§ **Task prompt**:
Write out every line below that includes the word "type".

§ **Data listing**:
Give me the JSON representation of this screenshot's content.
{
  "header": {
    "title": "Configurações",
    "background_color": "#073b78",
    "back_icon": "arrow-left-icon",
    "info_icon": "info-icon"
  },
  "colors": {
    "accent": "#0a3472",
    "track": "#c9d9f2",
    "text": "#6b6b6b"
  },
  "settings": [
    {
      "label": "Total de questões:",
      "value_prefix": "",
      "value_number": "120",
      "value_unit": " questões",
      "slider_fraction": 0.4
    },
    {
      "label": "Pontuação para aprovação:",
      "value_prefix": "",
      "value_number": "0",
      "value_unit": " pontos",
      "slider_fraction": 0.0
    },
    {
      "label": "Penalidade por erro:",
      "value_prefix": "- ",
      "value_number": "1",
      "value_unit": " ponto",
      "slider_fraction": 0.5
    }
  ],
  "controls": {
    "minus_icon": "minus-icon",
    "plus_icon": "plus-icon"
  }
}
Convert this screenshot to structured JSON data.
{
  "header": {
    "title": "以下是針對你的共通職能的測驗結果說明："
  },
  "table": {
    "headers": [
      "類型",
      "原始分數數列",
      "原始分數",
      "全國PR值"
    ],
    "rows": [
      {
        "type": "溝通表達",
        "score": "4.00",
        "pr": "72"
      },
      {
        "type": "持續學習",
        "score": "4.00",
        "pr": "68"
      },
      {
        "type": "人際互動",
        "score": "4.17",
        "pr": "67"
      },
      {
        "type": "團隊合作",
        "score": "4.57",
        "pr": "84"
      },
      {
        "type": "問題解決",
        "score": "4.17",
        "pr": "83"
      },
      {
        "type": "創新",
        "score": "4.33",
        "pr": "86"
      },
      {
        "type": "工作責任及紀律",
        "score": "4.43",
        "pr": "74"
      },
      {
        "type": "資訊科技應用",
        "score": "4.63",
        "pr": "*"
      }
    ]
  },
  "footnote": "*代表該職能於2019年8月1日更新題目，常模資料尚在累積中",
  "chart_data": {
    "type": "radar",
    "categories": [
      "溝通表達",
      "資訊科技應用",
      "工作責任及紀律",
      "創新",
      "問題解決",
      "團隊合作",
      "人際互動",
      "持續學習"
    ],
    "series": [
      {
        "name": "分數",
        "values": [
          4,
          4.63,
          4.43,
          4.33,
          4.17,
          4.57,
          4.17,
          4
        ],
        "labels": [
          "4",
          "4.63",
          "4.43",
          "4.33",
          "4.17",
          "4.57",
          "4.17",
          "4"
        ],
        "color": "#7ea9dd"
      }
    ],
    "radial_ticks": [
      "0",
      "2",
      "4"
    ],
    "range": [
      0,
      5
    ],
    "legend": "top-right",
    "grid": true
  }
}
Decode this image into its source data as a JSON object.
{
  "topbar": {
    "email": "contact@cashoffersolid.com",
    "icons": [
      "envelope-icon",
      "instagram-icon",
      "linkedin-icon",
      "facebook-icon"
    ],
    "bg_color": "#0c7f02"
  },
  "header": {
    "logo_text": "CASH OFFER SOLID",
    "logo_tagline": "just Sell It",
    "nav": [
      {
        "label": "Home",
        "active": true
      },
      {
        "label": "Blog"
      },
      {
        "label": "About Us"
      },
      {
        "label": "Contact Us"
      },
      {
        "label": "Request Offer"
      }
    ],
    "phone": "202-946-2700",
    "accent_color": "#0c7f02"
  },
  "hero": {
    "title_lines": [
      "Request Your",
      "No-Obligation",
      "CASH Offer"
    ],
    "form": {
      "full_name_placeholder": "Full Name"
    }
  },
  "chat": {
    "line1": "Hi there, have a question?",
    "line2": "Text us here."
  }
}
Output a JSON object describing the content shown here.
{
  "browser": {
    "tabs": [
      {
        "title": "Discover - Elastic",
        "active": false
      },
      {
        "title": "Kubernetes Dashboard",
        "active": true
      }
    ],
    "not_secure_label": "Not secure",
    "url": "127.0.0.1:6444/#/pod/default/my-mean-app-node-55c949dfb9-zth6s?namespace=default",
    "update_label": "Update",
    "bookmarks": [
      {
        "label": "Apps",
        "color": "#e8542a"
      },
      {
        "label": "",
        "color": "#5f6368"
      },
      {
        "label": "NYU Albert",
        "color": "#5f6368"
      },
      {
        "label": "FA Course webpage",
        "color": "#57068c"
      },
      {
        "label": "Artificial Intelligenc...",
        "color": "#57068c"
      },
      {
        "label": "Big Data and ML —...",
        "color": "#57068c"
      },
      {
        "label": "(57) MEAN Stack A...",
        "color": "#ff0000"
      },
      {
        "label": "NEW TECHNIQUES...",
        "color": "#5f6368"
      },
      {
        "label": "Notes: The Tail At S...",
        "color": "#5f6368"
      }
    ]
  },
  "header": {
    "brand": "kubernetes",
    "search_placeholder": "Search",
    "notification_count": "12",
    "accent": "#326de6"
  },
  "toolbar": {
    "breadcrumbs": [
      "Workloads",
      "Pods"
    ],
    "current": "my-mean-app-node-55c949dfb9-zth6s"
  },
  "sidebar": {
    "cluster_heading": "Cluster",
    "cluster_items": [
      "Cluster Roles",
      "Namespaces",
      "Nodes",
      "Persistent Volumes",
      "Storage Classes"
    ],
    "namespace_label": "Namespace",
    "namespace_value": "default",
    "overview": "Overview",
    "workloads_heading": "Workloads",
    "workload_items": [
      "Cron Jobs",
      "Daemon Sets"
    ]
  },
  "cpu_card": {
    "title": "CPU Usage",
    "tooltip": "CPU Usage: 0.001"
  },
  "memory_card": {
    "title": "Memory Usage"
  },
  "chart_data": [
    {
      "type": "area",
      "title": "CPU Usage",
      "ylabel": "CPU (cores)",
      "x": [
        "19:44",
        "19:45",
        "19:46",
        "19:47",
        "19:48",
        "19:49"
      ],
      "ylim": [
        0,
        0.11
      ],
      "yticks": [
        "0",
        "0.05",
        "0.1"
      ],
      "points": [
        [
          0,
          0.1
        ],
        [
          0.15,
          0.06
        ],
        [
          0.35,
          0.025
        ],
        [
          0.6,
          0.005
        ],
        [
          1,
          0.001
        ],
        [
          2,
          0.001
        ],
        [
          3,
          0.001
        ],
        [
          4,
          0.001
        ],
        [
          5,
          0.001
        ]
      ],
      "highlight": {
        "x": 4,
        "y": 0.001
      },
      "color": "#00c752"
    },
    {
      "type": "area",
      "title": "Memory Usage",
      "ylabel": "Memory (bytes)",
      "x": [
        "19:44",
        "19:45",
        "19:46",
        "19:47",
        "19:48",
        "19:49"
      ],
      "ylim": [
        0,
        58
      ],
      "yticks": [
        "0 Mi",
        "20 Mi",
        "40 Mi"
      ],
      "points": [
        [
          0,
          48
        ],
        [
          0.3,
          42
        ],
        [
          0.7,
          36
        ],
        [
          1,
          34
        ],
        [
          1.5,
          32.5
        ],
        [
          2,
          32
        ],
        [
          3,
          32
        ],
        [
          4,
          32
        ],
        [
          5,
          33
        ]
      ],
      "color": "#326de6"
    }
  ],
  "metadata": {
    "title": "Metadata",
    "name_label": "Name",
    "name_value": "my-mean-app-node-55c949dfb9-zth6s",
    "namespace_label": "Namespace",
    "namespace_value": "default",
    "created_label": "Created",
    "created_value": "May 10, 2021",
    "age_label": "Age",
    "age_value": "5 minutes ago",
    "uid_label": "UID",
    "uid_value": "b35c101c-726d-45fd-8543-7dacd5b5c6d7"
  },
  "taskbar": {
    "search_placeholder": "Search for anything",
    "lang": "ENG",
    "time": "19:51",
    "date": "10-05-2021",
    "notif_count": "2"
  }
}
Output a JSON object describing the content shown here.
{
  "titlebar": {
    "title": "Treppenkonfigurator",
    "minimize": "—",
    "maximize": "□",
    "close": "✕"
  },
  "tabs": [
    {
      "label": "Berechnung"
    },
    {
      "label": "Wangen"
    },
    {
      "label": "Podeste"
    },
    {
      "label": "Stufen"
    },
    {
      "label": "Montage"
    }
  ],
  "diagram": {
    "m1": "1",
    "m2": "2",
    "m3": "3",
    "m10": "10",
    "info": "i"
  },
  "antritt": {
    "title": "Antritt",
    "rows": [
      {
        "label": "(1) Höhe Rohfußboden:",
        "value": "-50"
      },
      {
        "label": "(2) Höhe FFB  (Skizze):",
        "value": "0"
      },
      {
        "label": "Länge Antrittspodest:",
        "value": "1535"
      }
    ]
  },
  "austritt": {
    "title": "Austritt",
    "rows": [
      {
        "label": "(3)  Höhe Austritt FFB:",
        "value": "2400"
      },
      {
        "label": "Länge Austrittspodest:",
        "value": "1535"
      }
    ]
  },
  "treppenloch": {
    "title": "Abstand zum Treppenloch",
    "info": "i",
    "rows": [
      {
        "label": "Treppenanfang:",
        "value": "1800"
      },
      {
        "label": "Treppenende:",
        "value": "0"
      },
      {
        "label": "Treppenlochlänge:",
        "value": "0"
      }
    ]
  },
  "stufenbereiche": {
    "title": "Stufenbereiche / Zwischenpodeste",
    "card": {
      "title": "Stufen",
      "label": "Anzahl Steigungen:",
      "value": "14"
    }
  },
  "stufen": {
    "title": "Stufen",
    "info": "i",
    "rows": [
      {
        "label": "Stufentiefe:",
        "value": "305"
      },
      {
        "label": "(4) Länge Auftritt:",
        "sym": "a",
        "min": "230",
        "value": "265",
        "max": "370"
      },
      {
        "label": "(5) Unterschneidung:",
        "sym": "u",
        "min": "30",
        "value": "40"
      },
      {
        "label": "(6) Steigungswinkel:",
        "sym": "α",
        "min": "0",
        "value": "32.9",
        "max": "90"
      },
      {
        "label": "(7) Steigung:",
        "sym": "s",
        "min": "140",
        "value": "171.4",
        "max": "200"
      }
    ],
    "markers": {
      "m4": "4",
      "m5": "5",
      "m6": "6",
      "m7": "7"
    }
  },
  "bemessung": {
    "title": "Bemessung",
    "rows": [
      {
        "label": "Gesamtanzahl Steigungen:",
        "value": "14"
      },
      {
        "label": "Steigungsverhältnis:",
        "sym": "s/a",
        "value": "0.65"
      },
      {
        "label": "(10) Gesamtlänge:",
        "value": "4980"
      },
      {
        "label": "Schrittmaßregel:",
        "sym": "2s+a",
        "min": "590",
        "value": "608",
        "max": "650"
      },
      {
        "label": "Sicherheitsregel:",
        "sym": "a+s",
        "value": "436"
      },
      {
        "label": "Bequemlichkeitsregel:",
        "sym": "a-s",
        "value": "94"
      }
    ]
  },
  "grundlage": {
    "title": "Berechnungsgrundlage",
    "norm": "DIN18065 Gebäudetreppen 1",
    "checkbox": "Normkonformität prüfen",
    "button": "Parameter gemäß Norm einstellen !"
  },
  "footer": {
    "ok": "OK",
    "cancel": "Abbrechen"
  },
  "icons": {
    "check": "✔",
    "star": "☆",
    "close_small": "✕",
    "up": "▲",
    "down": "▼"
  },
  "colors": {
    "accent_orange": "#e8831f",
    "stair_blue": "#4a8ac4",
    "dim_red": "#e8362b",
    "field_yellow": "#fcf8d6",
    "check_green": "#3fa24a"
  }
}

§ **Response to the task**:
        "type": "溝通表達",
        "type": "持續學習",
        "type": "人際互動",
        "type": "團隊合作",
        "type": "問題解決",
        "type": "創新",
        "type": "工作責任及紀律",
        "type": "資訊科技應用",
    "type": "radar",
      "type": "area",
      "type": "area",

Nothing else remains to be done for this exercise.